When the owner of this sprawling Dumbo loft moved to the neighborhood, she was quoted as saying that “there was nothing ... but deserted warehouses.” (Her building was a former toilet-seat factory, the book tells us.) Today, the only deserted things in Dumbo are half-finished construction sites and apartments like this $4.449 million loft. The listing in question has three bedrooms and two and a half baths spread across 2,992 square feet of living space, which features wall-to-wall windows and 13.6-foot high ceilings. It doesn’t quite have the same gritty patina as the Dumbo of yore, but on the plus side, the apartment comes with a soaking tub.
The three-story brownstone detailed in the book has a lovely combination of original detail and a pared-down aesthetic. Its owners, Italian transplants, reportedly spurn decorations that are “expensive—or serious,” but that hasn’t stopped them from constructing a kitchen worthy of a coffee-table book. A slightly more polished townhouse in Bed-Stuy—this one has been broken up into two 2-story units—is currently on sale for $2.795 million. Prospective owners can easily recreate the book’s aesthetic, though: Add two preschool-age children, and the floors will look lovingly scuffed in no time.

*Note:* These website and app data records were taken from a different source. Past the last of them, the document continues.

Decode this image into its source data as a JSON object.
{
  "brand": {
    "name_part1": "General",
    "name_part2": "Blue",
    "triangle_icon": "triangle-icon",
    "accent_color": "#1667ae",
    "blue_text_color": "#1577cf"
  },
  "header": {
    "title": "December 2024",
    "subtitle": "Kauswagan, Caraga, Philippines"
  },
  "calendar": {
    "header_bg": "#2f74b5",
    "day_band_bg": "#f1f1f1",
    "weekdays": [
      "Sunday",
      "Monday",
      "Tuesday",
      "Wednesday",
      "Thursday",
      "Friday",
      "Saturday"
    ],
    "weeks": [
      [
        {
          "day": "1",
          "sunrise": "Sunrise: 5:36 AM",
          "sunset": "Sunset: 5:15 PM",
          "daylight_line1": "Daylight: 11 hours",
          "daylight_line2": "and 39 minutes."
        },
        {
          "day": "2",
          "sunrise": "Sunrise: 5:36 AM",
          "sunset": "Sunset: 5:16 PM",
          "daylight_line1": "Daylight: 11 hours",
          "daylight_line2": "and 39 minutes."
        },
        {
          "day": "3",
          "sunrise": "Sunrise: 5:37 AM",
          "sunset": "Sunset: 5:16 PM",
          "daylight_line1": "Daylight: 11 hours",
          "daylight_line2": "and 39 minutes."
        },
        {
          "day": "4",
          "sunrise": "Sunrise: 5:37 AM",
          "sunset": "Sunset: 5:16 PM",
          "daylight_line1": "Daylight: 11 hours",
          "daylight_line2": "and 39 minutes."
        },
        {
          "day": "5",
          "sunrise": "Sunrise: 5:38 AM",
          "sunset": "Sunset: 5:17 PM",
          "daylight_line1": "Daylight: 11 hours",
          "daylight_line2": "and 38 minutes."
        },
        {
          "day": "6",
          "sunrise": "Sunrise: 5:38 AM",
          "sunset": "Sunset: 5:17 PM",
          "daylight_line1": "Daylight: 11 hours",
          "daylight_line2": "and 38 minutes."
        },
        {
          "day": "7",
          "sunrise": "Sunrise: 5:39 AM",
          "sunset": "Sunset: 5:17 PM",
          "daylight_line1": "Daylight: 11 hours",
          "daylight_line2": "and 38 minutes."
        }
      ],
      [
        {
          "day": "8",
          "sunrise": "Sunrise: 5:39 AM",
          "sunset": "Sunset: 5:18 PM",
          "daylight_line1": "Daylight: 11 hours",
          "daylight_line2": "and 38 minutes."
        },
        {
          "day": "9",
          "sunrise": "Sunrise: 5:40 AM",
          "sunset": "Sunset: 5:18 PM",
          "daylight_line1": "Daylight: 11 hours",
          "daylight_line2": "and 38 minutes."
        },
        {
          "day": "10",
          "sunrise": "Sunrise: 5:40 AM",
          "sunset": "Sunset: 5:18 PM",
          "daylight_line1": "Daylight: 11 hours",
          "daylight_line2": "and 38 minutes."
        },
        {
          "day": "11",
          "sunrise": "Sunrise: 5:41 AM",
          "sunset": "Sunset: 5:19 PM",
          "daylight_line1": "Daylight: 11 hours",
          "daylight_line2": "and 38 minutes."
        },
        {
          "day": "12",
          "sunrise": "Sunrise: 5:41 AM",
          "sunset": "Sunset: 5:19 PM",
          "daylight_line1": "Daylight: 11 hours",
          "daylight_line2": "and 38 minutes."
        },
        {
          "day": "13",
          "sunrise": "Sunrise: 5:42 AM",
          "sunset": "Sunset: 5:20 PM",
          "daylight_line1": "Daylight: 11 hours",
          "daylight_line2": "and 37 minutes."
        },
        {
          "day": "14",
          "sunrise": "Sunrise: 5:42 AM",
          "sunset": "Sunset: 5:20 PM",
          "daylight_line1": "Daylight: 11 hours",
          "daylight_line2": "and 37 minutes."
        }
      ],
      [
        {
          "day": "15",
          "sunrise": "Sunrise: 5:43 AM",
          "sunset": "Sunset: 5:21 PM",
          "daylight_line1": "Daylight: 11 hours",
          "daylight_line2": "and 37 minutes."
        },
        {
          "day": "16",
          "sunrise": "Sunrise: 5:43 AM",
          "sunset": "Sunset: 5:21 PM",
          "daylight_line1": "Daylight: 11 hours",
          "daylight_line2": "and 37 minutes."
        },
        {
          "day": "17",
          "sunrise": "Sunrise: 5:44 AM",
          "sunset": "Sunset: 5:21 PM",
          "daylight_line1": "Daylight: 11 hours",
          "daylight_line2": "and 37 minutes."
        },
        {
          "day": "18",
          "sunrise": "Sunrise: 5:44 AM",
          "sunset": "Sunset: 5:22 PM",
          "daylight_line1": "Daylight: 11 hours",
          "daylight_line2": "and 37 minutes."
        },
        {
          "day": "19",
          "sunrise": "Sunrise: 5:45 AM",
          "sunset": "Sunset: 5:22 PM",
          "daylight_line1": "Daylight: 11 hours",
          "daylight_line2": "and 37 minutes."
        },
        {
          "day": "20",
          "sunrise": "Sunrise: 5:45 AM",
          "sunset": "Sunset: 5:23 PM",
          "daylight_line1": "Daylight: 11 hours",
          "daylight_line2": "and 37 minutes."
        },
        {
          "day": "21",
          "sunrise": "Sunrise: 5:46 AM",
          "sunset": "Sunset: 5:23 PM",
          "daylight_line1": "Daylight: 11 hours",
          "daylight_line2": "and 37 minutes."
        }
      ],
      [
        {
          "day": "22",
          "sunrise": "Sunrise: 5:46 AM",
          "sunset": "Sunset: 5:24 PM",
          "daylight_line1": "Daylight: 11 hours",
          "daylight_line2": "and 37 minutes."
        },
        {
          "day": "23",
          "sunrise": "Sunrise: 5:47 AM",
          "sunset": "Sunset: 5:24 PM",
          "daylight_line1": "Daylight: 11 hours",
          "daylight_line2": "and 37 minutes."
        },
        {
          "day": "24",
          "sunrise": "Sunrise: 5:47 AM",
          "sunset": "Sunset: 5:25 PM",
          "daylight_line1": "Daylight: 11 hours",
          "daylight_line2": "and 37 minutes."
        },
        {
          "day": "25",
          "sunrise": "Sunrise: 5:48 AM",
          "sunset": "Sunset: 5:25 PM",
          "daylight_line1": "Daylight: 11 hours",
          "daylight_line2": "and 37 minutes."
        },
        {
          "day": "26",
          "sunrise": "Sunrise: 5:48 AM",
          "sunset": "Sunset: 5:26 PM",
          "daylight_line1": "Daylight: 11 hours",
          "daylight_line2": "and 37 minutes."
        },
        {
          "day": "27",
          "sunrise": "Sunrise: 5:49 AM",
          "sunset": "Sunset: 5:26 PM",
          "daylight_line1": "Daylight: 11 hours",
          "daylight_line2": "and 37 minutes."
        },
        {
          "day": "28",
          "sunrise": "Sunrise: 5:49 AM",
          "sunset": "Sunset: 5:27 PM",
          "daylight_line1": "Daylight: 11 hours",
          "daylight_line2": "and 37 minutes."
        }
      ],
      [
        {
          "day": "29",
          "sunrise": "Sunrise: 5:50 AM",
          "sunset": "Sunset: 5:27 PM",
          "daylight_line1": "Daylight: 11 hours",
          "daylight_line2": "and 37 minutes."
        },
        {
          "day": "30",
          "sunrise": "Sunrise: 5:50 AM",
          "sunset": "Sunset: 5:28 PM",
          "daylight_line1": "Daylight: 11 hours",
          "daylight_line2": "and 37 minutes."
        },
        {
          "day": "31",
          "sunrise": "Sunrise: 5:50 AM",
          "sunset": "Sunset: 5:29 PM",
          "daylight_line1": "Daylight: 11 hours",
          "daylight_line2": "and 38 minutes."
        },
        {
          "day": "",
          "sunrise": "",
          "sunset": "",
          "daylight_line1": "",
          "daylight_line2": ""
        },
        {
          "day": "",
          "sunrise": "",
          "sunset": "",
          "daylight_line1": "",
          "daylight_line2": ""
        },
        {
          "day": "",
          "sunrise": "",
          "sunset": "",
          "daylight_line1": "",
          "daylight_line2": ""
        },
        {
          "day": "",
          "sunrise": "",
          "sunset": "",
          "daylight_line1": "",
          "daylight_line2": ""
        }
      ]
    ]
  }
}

Railroad Apartment, Bushwick
For reasons that remain unclear, the owner of this Bushwick railroad apartment confesses, in print, to stealing police barricades “in the deepest part of Brooklyn” to use as construction material for his apartment. (“I get a lot of parking tickets,” he says, as if this implies causality.) Whoever buys this $950,000 Bushwick duplex will presumably have no need for construction material, bought or stolen; the 1,370-square-foot apartment, which includes a large private garden, was recently renovated.
One Bedroom, Cobble Hill
If this 700-square-foot apartment looks a little too good to be true, it’s probably because it’s the home of the co-founders of Workstead, a Brooklyn design studio that’s done the public spaces in the Wythe Hotel in Brooklyn and the Arcade Bakery in TriBeCa. Another Cobble Hill apartment (this one is located on a brownstone’s upper floor) is roughly the same size and on sale for $1.115 million. The apartment has wide plank floors, a built-in cocktail bar, and, a private terrace patio up top. Like the book’s apartment, it also has a design pedigree: Its recent renovation was featured in Good Housekeeping magazine.